The Court found that Australia Post was not an occupier. Australia Post did not own or hold any lease over the premises and it had no right to enter the premises outside of ordinary business hours. Macedon Village controlled the day to day operations of the post office. Evidence was led that Australia Post retained some control over the security measures required at the premises; however, this did not amount to ‘occupational control.’ The Court also held that Australia Post did not owe Ms Velissaris a duty of care. Referring to the High Court decision of Modbury Triangle Shopping Centre Pty Ltd v Anzil, the Court noted that if a duty existed, it did not extend to taking reasonable care to prevent injury arising from the criminal acts of third parties. There was no ‘special relationship’ between Australia Post and Ms Velissaris to distinguish the case from Modbury Triangle and the risk of criminal behavior at the premises was not so foreseeable that a duty should be imposed.

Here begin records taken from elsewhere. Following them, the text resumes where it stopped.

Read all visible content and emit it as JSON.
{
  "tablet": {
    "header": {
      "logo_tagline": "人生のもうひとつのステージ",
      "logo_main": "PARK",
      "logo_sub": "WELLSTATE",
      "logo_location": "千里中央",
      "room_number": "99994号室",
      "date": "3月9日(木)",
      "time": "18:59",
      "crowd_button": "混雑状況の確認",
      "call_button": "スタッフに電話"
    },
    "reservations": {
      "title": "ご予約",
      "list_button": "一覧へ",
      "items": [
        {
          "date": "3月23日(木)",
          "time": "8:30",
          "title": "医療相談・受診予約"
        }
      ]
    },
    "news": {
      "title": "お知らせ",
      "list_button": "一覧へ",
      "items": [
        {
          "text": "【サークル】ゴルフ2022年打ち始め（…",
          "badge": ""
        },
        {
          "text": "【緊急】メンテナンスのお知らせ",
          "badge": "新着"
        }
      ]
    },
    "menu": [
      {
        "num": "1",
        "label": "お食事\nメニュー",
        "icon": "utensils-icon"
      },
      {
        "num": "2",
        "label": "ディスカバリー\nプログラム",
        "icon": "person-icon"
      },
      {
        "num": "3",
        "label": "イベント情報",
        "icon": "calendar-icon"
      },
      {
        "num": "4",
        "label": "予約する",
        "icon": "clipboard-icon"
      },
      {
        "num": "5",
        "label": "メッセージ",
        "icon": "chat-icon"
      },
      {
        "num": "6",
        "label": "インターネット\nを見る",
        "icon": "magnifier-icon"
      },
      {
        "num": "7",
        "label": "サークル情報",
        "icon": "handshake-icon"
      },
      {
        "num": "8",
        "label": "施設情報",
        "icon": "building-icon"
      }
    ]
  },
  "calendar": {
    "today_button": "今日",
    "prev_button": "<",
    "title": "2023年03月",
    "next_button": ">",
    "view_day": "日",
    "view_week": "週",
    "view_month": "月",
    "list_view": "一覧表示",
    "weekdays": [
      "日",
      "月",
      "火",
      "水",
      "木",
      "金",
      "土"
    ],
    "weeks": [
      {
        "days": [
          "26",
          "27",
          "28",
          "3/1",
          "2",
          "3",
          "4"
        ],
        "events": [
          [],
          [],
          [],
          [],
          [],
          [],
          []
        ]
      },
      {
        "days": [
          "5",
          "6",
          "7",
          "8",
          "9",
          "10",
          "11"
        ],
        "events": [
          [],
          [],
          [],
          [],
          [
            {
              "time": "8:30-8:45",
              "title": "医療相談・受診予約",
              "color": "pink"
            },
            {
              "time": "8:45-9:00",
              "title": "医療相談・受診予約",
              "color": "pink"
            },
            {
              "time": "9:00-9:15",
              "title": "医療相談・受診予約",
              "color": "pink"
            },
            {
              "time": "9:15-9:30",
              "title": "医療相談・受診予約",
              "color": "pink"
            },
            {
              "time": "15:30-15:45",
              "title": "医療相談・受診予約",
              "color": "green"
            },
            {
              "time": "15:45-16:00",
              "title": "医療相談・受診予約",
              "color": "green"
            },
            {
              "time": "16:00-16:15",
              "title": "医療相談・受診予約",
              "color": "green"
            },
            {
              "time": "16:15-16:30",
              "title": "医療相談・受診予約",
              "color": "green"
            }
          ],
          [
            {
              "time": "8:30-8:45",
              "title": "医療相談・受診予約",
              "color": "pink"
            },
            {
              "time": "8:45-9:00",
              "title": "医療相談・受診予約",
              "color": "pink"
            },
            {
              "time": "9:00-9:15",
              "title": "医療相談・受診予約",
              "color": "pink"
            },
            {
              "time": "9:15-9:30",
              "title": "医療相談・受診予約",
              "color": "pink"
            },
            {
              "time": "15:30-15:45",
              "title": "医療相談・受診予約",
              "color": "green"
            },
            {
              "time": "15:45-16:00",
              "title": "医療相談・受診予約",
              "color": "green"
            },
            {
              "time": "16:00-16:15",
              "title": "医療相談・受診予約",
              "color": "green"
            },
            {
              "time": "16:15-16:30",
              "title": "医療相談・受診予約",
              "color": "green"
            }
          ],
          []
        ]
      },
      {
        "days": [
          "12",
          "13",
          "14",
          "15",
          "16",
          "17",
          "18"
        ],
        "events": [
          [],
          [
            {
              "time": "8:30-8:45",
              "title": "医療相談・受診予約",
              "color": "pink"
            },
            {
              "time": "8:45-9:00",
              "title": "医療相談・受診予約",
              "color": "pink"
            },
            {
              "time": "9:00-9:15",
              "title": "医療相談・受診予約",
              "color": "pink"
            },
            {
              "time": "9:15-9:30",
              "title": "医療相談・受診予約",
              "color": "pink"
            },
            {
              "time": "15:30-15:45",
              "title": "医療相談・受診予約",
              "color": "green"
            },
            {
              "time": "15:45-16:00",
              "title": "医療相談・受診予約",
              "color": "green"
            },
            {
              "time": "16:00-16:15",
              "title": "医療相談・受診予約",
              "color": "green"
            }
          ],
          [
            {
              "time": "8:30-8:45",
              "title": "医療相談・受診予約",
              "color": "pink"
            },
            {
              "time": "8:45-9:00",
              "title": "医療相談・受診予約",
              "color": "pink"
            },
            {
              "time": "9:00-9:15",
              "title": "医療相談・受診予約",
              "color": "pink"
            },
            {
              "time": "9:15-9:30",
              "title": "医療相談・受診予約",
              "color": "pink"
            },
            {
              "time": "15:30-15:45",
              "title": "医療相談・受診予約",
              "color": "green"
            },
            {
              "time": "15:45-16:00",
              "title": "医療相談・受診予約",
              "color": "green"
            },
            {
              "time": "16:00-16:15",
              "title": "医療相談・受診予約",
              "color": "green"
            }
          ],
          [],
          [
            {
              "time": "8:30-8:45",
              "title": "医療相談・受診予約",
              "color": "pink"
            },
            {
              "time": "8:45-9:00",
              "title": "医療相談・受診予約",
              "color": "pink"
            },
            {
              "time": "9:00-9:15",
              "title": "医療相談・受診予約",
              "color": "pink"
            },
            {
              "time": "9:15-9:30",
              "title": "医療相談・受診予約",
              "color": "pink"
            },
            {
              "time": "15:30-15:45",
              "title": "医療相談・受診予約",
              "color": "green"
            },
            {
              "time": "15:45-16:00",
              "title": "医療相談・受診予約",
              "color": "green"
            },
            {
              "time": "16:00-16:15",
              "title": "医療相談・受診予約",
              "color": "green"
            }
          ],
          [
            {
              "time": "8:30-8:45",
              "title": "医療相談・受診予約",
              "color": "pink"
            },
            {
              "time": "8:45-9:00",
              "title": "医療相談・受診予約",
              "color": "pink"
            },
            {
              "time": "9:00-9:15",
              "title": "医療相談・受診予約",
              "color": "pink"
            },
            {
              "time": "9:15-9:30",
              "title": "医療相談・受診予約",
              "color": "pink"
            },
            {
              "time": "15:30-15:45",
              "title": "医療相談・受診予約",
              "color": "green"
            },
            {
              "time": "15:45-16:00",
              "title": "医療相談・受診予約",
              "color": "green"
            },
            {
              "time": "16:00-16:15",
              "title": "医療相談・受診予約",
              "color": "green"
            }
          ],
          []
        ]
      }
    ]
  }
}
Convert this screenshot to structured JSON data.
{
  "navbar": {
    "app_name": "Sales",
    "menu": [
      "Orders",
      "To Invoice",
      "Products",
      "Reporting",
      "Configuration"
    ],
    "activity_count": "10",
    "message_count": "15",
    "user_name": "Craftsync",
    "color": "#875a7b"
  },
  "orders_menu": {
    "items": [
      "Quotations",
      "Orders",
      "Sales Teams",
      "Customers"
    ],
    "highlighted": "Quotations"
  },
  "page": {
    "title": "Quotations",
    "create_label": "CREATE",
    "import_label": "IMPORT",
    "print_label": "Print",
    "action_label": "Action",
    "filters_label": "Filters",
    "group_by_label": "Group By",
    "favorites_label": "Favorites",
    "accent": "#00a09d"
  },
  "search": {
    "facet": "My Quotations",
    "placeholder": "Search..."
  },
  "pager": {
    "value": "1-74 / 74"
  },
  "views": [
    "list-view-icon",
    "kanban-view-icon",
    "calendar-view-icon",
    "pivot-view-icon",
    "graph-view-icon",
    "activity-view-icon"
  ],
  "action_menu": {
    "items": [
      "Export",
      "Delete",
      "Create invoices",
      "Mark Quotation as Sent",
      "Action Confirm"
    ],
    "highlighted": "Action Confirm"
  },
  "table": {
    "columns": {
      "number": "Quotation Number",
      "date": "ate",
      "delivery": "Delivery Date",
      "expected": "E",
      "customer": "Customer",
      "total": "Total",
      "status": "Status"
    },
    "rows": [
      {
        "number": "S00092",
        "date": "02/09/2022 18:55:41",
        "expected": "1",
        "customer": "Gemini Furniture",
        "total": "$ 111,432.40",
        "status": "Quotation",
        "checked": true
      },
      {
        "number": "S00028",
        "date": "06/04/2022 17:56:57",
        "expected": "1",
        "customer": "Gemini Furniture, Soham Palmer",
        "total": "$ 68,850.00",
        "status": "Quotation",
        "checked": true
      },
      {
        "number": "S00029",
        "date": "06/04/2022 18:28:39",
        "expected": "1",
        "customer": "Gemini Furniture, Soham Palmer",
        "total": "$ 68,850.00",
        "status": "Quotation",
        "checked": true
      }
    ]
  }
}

Macedon Village conceded that it was an occupier but for the same reasons as set out above, no duty to take reasonable care to prevent injury arising from the criminal acts of third parties was established.

Key points:

  • Occupational control is the foundation of a duty of care owed to persons lawfully on premises.
  • Generally the law does not impose a duty on occupiers to take reasonable steps to prevent injury caused by the criminal acts of third parties unless a special relationship exists (i.e. employer and employee or school and pupil) or the conduct was so foreseeable in the circumstances that a duty should be imposed.

The above is only a brief summary of the County Court’s decision.  For further information please contact Chantel Cunningham of our office on (03) 9612 7210 or via chantel.cunningham@wisemah.com.au.